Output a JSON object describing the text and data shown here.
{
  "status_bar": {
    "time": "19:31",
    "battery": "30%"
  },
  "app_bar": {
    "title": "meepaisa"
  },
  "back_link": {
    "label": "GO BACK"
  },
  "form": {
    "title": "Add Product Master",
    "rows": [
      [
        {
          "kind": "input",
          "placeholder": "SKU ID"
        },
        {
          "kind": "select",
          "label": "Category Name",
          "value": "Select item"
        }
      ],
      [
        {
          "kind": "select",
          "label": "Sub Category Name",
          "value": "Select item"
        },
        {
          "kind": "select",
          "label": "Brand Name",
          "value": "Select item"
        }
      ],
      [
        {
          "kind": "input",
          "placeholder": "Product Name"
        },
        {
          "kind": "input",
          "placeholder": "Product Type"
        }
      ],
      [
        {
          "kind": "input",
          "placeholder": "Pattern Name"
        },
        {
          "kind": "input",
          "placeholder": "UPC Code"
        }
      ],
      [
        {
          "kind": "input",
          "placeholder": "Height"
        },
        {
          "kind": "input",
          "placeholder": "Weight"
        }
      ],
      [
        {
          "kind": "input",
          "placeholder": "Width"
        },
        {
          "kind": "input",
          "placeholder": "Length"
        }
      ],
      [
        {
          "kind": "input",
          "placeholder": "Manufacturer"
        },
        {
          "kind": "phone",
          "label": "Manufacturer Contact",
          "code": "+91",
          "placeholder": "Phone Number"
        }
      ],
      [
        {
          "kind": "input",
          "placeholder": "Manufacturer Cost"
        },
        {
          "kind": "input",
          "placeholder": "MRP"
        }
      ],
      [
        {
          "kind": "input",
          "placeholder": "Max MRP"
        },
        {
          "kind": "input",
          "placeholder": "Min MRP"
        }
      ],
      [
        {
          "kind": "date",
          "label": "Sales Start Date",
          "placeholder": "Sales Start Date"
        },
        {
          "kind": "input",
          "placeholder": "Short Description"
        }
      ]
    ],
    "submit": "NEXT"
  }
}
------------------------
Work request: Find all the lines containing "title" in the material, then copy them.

Your response:
    "title": "meepaisa"
    "title": "Add Product Master",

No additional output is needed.